Brief:
Review the listing and copy each line that holds the word "title".

=====

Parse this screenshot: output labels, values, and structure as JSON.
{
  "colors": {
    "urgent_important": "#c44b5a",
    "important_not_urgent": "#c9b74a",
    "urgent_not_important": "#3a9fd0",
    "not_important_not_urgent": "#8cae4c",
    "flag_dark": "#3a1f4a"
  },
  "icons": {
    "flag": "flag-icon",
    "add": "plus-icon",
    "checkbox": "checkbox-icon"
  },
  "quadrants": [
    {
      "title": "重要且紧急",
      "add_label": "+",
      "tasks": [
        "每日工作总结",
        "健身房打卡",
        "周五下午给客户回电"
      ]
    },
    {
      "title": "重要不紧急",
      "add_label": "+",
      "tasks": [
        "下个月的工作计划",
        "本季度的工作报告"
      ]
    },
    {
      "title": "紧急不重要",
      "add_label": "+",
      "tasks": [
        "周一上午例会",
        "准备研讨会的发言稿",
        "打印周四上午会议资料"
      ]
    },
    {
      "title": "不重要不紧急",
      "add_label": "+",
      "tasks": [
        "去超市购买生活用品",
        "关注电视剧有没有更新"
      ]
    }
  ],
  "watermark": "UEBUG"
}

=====

Final answer:
      "title": "重要且紧急",
      "title": "重要不紧急",
      "title": "紧急不重要",
      "title": "不重要不紧急",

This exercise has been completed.